I’ve touched on this before, but recent good news has me thinking about it again. There’s a sense in the genre-writing community that it’s exceedingly difficult to sell stories that feature classic monsters. I’m talking mostly about the big three: vampires, zombies, and werewolves. I’d have to say that in my experience this is largely true, and it’s not uncommon to find markets that expressly forbid submissions that feature these well-worn horrors or actively discourage it in their guidelines. Now, I’m not here to say those markets are wrong, but having recently sold works that feature the big three, I’m here to tell you it’s possible, but you gotta think outside the box.
First, let’s discuss the primary reason why markets forbid or discourage submission that feature the big three. Simply put, stories revolving around these monsters tend to be, well, pretty similar. Every publisher has seen a scads of vampire romances, zombie apocalypses, and rampaging werewolves that, while maybe well written, don’t stand out from the crowd. They don’t want to see MORE Dracula or The Walking Dead or An American Werewolf In London. Now, I’ll admit, I always find it odd that werewolves are forbidden. This is simply because lycanthropes don’t saturate popular media like zombies and vampires. I mean, you can count the number of truly good werewolf movies on one hand. Still, if a publisher forbids or discourages it, it’s likely they’ve seen too much of it.
If you’re like me, and you LOVE these classic monsters, how do you go about getting stories featuring them published?
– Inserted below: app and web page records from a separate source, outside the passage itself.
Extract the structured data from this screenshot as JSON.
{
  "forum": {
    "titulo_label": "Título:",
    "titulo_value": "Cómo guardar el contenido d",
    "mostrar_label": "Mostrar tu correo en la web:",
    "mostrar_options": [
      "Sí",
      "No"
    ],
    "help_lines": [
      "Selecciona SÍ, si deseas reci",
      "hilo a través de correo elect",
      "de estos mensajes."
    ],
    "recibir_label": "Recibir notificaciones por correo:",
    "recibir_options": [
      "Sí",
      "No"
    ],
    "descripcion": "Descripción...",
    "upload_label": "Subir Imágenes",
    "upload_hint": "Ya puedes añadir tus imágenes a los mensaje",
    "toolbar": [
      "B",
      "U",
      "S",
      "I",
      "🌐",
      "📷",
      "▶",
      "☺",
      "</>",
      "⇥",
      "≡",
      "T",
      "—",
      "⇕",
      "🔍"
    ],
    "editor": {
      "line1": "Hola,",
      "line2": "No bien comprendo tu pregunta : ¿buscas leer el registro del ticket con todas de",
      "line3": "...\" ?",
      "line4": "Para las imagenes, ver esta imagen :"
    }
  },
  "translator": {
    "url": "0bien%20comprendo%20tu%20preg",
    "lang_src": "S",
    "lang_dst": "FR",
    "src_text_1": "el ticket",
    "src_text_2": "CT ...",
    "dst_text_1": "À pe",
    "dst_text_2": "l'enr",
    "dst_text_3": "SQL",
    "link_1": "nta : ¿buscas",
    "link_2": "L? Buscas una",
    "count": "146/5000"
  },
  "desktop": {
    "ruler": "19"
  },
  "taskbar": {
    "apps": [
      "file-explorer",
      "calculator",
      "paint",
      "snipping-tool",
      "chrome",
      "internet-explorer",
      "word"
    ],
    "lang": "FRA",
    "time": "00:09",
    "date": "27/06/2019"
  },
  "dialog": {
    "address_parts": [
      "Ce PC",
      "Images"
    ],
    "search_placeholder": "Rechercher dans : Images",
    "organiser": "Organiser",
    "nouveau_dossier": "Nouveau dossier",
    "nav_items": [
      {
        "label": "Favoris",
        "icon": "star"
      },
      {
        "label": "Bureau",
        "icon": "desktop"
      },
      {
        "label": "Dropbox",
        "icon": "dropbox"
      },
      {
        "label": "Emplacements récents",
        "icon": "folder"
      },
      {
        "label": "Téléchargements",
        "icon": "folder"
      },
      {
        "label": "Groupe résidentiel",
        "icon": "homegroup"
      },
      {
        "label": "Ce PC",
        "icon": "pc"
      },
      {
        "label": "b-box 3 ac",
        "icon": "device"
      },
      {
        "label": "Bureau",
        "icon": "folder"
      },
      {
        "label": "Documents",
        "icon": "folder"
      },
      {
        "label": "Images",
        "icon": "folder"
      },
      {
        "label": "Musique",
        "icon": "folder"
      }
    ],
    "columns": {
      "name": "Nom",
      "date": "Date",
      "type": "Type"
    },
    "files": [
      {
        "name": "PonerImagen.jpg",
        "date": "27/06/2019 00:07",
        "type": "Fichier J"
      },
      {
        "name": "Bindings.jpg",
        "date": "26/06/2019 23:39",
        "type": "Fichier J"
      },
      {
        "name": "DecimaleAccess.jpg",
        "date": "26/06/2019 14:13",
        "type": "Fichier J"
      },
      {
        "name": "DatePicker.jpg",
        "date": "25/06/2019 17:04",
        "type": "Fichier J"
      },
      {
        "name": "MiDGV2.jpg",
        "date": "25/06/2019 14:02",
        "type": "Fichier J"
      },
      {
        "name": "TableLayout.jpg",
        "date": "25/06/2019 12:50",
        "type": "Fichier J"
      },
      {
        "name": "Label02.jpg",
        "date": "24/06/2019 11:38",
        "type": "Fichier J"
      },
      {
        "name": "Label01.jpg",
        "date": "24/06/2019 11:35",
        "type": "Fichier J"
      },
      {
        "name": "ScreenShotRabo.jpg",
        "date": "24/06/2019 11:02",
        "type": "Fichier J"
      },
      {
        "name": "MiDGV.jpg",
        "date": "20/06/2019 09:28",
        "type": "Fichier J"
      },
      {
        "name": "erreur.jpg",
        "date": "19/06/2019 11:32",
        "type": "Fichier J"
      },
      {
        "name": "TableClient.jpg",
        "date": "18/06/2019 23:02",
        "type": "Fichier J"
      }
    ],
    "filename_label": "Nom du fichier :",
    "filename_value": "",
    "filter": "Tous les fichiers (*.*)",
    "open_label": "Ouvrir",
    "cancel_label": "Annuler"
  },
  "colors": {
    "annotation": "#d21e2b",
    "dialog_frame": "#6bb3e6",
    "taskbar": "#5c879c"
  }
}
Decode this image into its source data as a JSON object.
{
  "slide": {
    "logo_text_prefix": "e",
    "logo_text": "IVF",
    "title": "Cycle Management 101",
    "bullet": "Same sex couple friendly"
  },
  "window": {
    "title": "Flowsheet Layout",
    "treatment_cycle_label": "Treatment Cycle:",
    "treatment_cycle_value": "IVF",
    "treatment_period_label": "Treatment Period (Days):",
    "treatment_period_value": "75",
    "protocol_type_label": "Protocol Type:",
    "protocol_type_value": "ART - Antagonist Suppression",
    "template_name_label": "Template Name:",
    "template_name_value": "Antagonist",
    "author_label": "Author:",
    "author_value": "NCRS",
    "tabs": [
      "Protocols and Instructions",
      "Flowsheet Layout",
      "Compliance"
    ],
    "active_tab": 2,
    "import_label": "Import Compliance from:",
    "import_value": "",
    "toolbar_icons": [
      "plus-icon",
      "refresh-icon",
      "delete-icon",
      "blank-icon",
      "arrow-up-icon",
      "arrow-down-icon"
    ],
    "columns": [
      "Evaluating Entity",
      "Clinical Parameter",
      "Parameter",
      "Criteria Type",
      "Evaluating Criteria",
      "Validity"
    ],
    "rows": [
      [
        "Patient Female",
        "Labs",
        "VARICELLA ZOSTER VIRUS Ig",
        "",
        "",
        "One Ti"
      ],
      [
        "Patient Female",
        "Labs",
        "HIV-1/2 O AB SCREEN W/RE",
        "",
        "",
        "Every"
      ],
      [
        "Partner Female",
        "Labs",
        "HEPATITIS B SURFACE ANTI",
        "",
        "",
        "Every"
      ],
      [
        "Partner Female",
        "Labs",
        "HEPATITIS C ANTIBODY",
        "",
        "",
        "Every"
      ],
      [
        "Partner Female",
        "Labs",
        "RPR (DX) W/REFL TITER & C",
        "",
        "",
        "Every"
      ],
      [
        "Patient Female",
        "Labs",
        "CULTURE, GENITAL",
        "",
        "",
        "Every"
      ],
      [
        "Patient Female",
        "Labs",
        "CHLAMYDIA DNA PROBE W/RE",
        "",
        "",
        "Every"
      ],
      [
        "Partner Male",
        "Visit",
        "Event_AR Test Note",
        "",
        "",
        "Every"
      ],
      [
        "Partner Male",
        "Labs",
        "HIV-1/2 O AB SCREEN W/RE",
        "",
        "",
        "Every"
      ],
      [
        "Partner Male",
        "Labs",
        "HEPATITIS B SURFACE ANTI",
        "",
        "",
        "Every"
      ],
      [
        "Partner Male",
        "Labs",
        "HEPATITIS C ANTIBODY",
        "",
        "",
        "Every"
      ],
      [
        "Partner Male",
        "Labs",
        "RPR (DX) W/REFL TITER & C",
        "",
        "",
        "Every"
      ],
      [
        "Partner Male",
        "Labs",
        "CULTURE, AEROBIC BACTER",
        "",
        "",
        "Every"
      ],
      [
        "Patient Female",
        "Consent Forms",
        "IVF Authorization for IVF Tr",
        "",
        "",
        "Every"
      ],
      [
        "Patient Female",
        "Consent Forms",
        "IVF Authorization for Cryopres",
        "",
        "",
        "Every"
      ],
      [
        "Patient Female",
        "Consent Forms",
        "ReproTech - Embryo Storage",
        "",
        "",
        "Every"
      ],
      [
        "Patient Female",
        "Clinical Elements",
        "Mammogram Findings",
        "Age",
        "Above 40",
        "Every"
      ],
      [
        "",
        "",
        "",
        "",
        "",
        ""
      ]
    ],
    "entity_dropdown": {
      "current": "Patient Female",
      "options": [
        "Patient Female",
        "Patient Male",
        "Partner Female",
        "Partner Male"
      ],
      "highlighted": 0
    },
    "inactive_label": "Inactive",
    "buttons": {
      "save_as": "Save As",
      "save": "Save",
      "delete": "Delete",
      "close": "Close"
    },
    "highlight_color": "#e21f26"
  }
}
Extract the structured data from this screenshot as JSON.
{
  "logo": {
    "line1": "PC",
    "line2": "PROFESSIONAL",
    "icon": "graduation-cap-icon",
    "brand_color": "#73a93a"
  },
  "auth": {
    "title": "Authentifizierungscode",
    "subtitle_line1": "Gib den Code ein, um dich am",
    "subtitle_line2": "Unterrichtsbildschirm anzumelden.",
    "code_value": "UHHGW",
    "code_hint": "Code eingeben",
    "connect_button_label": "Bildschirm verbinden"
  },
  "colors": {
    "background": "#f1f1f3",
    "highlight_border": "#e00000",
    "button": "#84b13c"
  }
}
My method is a fairly simply thought exercise. I pick some fairly normal thing and then ask myself what if a vampire/werewolf/zombie was involved? So instead of writing the typical story featuring these monsters, I’ll do something like what if DoorDash delivered to vampires? Or maybe what if a werewolf was a contractor that handled other monster’s construction issues. Or what if Vikings tried to raid a village infected with a zombie plague? In other words, you put the monster in an admittedly bizarre situation, and that keeps you from traveling down that well-worn path.
How well has this method worked for me? I’ve published seven vampire stories, seven zombie stories, and two werewolf stories. All but one of these was at a semi-pro or pro rate. The most gratifying thing about publishing these classic monster stories is when you manage to crack a market with one and you get responses in the acceptance letters or reader comments that look like this.
Keep in mind there’s a hard truth in these comments, even though they represent a sale or a positive reader experience. Readers and editors are often predisposed to being wary of vampire, zombie, and werewolf stories, mostly for the reasons I stated above. That means you are often placing an additional hurdle in your way to getting published. Still, if you can surprise an editor with your story by making it unique or different enough than the bog standard classic monster stories, you stand a good chance. Also, it should go without saying that you should NOT send stories about vampire, zombies, and werewolves to markets that forbid it in their guidelines. That’s a recipe for an auto-reject and an irritated editor.
If you’d like to see some of the stories I’ve published with the big three, here are some links to stories you can read or listen to for free. My werewolf stories have been published in venues that are not free to read, but I’ve got a couple in the works that hopefully will be soon.
One other thing I think is interesting to discuss is that the big three are generally the only classic monsters you see in do-not-send lists. You won’t often find ghosts, demons, or mummies forbidden or discouraged. The first two are likely because of the vast variety of myths, legends, and traditions that surround them, so there are lots of ways to be creative. That said, a run-of-the-mill haunted house or demon possession story is unlikely to see publication. Why no one writes about mummies is, frankly, surprising. Talk about a monster rich in lore form many different cultures, from the commonly known Egyptian variety to the bog mummies found throughout Europe. Like all the other classic monsters, mummies can benefit from the what if method. I’ve been working on one that is essentially what if a modern mummy’s car was actually his portable sarcophagus. We’ll see where that goes. 🙂
You might be thinking, hey, what about the gill-man, aka, The Creature from the Black Lagoon? I say go for it. I’ve published one, and I’ll bet you can too.
Thoughts on publishing stories about the big three and other classic monsters? Tell me about it in the comments.